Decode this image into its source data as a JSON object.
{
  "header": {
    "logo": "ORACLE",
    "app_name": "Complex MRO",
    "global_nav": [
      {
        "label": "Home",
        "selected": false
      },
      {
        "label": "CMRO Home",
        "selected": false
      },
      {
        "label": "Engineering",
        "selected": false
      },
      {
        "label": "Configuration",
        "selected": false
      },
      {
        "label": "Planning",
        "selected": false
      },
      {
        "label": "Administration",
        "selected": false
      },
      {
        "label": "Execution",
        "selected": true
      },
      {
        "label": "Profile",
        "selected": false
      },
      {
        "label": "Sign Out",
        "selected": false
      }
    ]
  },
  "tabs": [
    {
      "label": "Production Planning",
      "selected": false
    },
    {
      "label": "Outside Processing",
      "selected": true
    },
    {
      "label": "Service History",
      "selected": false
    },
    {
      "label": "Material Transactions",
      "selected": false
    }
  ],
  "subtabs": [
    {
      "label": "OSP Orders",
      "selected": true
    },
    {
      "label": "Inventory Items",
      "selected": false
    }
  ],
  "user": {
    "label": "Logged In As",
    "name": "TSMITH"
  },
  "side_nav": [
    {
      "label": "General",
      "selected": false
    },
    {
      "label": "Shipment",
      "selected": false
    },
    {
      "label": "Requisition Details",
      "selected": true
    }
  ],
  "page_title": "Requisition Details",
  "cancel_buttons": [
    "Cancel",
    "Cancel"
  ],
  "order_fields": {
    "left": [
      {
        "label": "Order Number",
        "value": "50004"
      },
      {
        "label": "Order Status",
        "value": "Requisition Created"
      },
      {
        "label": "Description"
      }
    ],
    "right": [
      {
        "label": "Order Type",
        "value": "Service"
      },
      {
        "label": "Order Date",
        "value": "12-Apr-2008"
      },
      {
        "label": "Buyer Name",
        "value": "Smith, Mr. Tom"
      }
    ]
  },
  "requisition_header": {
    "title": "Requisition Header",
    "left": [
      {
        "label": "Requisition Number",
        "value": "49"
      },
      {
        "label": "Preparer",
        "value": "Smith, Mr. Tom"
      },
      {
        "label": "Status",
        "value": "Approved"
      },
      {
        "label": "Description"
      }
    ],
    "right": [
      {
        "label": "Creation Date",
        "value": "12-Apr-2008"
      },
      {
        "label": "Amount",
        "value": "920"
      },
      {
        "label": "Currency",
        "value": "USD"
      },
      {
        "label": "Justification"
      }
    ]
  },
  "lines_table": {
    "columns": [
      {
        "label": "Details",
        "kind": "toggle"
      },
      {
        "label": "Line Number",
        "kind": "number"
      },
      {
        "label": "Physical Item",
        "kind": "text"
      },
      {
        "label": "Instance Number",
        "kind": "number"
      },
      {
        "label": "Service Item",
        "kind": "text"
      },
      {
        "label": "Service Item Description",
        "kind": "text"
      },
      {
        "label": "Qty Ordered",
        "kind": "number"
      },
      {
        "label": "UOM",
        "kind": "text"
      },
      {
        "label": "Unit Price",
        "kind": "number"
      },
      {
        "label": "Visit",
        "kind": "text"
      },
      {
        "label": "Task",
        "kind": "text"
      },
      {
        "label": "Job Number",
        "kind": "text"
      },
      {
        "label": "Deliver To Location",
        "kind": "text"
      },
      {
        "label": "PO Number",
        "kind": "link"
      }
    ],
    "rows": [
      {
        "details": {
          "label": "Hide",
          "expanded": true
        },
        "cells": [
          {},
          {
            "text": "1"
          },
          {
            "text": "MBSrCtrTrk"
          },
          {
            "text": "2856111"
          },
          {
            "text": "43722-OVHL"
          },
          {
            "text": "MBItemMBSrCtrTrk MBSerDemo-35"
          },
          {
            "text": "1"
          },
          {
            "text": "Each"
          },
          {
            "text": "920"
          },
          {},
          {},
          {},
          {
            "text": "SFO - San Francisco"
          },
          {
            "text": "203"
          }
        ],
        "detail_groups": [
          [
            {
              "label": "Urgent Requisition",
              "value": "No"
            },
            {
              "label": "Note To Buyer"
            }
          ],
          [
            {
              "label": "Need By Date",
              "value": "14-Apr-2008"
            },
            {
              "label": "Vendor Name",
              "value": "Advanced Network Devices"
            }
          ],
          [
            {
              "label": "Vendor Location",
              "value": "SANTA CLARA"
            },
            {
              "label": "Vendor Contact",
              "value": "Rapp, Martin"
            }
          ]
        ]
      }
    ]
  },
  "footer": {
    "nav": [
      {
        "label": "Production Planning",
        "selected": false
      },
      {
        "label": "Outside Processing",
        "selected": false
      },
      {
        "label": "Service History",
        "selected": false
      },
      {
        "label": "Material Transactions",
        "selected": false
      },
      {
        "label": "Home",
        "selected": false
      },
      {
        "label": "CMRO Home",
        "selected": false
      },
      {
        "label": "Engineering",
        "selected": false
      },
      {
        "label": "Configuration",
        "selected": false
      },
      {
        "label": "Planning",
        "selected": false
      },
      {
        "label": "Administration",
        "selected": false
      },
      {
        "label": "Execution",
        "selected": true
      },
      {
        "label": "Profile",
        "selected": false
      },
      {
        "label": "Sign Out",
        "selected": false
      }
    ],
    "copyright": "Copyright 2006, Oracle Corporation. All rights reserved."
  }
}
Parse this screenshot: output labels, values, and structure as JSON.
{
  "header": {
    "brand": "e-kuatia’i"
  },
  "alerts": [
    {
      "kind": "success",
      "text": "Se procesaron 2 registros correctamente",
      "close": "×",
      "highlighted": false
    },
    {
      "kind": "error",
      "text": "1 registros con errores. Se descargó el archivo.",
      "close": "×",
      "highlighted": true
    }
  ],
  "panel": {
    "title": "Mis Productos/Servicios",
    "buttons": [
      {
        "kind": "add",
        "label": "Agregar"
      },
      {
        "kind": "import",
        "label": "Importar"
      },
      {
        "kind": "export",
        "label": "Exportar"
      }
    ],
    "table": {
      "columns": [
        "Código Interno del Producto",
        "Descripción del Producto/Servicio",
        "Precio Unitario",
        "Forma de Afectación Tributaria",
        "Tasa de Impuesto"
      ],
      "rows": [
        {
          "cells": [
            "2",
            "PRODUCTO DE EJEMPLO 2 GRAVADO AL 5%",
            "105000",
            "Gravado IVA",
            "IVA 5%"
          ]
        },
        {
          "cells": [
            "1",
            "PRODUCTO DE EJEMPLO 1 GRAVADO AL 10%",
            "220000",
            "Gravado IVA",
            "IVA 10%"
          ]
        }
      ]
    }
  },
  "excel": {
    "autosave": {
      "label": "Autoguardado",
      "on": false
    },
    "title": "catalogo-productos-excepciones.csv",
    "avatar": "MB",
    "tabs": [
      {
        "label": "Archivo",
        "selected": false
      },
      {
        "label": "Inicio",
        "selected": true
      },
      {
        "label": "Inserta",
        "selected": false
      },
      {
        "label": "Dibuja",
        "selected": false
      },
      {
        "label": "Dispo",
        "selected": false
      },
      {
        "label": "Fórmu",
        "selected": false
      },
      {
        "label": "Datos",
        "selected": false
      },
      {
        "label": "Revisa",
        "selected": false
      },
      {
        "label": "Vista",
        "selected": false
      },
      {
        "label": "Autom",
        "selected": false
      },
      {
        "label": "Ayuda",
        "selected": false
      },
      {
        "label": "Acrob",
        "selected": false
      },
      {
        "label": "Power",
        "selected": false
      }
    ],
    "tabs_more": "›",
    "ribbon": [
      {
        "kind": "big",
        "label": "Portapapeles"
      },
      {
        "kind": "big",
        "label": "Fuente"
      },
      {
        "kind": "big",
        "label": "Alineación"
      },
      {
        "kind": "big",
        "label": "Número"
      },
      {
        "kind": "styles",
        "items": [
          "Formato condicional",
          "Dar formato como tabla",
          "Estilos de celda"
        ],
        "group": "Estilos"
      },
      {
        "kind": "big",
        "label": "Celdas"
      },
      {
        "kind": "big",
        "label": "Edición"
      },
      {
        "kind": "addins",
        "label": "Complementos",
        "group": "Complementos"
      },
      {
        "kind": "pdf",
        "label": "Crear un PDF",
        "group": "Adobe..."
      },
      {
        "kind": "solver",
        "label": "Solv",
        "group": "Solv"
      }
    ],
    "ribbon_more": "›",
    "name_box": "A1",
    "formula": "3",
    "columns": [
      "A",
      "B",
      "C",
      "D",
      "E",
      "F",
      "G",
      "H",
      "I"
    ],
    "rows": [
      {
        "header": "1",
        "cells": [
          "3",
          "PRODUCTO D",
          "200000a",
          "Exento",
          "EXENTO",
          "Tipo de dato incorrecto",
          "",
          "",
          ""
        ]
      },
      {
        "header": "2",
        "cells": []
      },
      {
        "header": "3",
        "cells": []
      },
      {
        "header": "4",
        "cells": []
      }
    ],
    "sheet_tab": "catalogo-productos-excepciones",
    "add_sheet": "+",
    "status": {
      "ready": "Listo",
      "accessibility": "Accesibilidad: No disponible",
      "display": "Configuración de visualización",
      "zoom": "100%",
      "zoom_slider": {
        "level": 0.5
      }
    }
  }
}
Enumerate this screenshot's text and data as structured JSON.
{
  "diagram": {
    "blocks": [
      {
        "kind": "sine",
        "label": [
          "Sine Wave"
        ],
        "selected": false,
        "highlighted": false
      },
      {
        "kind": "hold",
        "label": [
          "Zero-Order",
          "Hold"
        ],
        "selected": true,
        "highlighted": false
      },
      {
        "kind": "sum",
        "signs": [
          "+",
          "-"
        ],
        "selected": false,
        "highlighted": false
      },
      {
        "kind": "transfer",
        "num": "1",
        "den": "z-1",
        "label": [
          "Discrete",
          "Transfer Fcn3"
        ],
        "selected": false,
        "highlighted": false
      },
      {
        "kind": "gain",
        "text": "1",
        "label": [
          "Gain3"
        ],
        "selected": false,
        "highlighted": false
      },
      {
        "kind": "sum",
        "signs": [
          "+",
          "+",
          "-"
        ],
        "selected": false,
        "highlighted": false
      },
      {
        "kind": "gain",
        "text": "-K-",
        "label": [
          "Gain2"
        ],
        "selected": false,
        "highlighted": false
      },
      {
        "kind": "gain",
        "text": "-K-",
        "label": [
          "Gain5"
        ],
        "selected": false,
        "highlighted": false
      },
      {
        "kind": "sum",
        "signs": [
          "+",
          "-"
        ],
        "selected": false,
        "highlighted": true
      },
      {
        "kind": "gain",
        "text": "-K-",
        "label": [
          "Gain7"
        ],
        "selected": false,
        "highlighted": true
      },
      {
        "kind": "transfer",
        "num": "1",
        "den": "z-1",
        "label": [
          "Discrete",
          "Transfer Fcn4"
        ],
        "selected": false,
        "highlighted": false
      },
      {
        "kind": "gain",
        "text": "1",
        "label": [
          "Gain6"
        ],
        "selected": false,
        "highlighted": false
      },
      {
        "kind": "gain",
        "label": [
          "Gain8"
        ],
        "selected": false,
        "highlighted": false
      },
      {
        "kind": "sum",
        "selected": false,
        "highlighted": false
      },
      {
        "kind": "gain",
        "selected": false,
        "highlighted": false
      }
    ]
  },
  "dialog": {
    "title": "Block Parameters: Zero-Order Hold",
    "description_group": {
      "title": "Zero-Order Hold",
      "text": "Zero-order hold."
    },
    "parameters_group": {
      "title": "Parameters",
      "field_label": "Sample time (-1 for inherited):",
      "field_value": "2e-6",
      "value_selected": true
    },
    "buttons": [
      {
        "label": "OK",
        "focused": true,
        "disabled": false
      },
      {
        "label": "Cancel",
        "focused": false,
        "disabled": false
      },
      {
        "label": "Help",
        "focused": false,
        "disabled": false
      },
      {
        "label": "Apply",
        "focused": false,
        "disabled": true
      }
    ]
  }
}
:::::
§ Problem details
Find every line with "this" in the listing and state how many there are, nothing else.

§ Finished exercise
3